Recent Trials of Heads of State
The opening in Baghdad of the trial of Saddam Hussein is the most recent in a series of trials of former heads of state judged for their crimes during their years of in power.
PAPADOPOULOS - George Papadopoulos, leader of the Colonels’ Junta (1969-1974) was found guilty and condemned to death in 1975 for high treason. His death sented was commuted to life in prison, where he died in 1999.
ARGENTINIAN DICTATORS: Found guilty of multiple homicide and torture, General Jorge Videla and Admiral Emilio Massera were sentenced to life in prison. General Roberto Viola got 17 years in prison in 1985 at the end of a lengthy trial against the leaders of the 1976-1983 military dictatorship in Argentina during which 30,000 people were murdered or “disappeared”. The generals were all pardoned in 1990.
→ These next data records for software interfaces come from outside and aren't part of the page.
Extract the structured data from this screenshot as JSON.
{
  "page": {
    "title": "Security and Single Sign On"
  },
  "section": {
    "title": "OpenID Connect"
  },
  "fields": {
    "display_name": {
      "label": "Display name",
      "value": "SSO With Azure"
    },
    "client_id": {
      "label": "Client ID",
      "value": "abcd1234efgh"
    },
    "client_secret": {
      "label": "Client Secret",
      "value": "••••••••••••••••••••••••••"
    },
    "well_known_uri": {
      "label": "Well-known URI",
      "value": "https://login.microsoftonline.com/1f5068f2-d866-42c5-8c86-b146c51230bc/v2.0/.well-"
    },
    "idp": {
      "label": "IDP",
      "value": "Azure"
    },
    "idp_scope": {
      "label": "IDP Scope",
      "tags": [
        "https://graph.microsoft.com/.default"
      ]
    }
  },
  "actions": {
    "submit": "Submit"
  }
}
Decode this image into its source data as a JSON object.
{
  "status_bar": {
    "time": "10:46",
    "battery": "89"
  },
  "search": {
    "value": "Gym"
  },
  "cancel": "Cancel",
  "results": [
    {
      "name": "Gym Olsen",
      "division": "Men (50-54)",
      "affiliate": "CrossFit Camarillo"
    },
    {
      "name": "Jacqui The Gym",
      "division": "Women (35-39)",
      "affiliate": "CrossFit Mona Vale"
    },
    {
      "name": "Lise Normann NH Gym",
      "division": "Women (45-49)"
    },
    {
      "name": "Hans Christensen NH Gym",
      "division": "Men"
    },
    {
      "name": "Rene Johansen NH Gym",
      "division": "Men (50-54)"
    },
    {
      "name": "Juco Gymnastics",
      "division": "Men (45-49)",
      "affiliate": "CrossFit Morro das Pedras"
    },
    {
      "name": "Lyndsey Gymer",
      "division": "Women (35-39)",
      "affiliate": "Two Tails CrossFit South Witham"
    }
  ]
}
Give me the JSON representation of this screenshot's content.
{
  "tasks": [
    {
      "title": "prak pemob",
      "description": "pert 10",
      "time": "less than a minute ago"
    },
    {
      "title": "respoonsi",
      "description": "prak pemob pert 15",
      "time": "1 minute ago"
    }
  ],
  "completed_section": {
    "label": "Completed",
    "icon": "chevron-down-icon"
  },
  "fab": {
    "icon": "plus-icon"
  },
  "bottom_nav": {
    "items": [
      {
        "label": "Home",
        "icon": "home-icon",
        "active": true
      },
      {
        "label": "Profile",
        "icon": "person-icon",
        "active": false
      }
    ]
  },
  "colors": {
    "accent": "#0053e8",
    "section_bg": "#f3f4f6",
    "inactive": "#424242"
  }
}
MENGISTU HAILE MARIAM. In power from 1974 to 1991, Mengistu has been on trial for the last ten years in abstentia for his role in the Red Terror, a period during which the Red Negus (Amharic for emperor) had tens of thousands of Ethiopians executed or "disappeared". He has been in exile in Zimbabwe since the fall of his regime.
CEAUSESCU – Romanian President Nicolae Ceausescu, overthrown in December 1989 after holding absolute power for 24 years, was executed for genocide, destruction of property and destruction of the national economy.
POL POT: Saloth Sar, known as Brother Number One, responsible for the death of nearly two million people during the Khmer Rouge reign of terror in Cambodia(1975-1979), was arrested, tried for treason and sentenced to life in prison by his former comrades during a people’s trial in 1997. He died in April 1998.
MILOSEVIC – Removed from power in October 2000, arrested in Belgrade in April 2001 and transferred to The Hague, former Yugoslavian President Slobodan Milosevic has been on trial since February 2002 before the International Criminal Court for genocide, war crimes and crimes against humanity durng the conflicts with Croatia, Bosnia and Kosovo. He is the first head of state to be tried by the Court.
PINOCHET – Former Chilean dictator Augusto Pinochet has escaped trial. Charges filed against him in December 2004 for the murder of political opponents during Operation Condor have since been dropped (September 2005). However, his immunity has been lifted for his role in Operation Colombo, the 1975 execution of Chilean Leftist militants.
CHARLES TAYLOR – Liberian ex-President Charles Taylor, exiled to Nigeria in August 2003, has escaped justice. Charged by a special United Nations tribunal in Sierra Leone, Taylor must stand trial for crimes committed during the 1991-2001 civil war which killed 300,000 people. However, despite international pressure, Nigerian President Olusegun Obasanjo has refused to extradite him.
Like Pinochet, many of Saddam's crimes were committed with a wink from if not the support of the United States--and its Arab allies. Last week, I heard King Abdallah of Saudi Arabia refer to the war which we fought in reference to the First Persian Gulf War. The Shi'ites and the Kurds certainly was the death sentence for Saddam because of the persecution of which they were victims. But external political exigencies will likely either lead to his exile or his incarceration for life.